Clean Water Action's New Jersey campaign Director David Pringle, slated to testify at the hearing, said he plans to tell the senators that "while it's not time to panic, it's a time of concern and we need to take action."

Pringle said existing regulations are not being used and that federal officials have known for years there are problems. "They've clearly been dragging their feet," he said.

Local hearings and public meetings have already been held in various cities including New York. The Philadelphia City Council has a hearing prompted by the AP series scheduled for Monday.

1 comment:

  1. As I've always expected, the idea the federal government is going to address the problems of pollutants and dangerous contaminants (including pharmaceuticals) appearing increasingly frequently in our water supplies.

    But here's the rub -- with the EPA regulating only 91 drinking water contaminants currently, and a time lag of 5-10 years to get a potential contaminant onto the regulated list, there is simply no way to count on the goverment to address this problem.

    Further, while I believe our goverment is monstrously too large, trying to tackle this issue would require huge spending increases. And for what? Less than .2% of water pumped from your municipal system is used for consumption. We can't get a pot-hole filled and you expect government is going to address this problem?

    There is only one solution and that is self-taxation. OK, a little bit of twist there, but the tax burden you would bear if the goverment wanted to address this will cost you FAR MORE than solving the problem yourself. Bummer you would have to, it was the crappy policing of industry that led to huge pollution problems to begin with. But what about drugs in the water? Just remember everyone lives downstream from someone else. And same for our animal and plant friends in the environment - they too are taking in these chemicals. Is it any wonder bees are suffering major declines, frogs are becomming hermaphroditic, male fish are devloping female parts - and we wonder why there are so many advertisements for male potency drugs. Maybe all these years of drugs and chemicals in the water are making mice out of men?!? (And yes, this problem didn't "just" appear - you know its been going on for a very long time.)

    The best solution, of course, is a robustly designed system capable of removing all contaminants, no matter if they are drugs, industrial chemicals, naturally occuring problem contaminants like arsenic or radioactive isotopes, etc.

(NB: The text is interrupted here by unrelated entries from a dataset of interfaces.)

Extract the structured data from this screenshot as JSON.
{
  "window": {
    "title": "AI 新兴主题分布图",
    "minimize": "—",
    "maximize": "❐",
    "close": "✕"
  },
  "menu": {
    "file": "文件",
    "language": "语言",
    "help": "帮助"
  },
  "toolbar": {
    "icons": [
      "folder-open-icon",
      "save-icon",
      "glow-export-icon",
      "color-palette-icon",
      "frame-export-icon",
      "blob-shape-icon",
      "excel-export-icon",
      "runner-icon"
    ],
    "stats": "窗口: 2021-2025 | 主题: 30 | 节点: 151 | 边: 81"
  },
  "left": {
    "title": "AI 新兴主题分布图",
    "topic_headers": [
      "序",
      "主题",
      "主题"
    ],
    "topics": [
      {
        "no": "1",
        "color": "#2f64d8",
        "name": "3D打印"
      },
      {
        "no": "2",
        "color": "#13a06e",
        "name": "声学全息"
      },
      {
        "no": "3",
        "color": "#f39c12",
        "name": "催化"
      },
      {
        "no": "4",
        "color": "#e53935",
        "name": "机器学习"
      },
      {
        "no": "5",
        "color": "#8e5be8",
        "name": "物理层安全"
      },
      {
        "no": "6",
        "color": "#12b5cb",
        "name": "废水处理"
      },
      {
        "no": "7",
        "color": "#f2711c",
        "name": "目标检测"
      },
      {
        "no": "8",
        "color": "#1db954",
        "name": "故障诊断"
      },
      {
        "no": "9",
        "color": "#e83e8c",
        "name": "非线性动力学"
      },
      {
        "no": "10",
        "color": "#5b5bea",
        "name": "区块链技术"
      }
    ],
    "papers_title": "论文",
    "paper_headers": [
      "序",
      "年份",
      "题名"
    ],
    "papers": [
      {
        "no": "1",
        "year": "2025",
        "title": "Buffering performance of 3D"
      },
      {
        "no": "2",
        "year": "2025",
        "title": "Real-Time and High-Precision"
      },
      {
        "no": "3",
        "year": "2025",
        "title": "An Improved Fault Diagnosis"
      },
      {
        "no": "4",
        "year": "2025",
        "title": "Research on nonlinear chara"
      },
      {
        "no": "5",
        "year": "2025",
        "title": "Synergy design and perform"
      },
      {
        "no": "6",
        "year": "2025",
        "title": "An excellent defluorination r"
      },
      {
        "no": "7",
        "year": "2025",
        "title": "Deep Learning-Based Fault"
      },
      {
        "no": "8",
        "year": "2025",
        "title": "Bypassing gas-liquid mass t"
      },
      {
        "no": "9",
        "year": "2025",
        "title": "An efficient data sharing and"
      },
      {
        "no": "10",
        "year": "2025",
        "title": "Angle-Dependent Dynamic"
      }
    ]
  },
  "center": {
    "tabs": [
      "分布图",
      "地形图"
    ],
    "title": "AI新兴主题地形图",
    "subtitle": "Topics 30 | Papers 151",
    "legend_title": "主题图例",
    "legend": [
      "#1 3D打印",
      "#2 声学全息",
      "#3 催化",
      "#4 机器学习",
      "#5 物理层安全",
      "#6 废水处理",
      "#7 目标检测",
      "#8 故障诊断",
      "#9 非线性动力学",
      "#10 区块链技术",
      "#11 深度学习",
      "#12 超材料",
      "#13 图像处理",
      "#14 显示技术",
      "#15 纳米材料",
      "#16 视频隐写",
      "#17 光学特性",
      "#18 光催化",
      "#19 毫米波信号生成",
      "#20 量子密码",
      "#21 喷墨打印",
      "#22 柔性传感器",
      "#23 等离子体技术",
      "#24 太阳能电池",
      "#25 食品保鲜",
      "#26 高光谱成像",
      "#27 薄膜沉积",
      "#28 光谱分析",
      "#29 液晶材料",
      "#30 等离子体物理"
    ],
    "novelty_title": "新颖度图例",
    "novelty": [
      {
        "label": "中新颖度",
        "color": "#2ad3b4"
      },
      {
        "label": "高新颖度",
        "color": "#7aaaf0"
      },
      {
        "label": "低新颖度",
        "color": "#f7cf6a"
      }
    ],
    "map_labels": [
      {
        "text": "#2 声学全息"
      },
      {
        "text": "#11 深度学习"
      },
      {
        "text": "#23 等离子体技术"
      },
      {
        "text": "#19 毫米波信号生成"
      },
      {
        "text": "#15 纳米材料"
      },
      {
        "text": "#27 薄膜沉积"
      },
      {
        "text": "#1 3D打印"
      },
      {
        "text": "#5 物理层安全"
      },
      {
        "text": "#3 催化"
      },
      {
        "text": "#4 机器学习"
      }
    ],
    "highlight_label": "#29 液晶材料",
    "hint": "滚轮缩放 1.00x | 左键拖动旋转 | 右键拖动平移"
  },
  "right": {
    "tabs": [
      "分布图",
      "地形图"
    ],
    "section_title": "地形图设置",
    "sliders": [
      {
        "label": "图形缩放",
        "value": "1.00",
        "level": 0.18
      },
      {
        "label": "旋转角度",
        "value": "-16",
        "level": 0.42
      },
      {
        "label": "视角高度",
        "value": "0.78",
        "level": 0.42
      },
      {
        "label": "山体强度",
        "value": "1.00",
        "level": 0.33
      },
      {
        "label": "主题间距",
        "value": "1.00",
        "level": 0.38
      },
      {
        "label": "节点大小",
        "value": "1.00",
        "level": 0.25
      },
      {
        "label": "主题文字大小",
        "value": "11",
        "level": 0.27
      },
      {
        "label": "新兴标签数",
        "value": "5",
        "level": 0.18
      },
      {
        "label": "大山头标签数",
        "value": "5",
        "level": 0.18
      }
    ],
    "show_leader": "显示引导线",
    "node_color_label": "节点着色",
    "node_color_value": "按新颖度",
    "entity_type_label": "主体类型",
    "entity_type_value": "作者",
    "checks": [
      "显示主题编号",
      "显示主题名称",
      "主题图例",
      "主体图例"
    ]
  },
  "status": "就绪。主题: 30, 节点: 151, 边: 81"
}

The only company I know making a home drinking water filter [purification system] capable of getting out ALL the possible nasty stuff is
    Pure Water Systems, Inc.. Every other system we've looked at will leave you exposed to one thing or another. So if you want a truly robust solution you should strongly consider this company's products.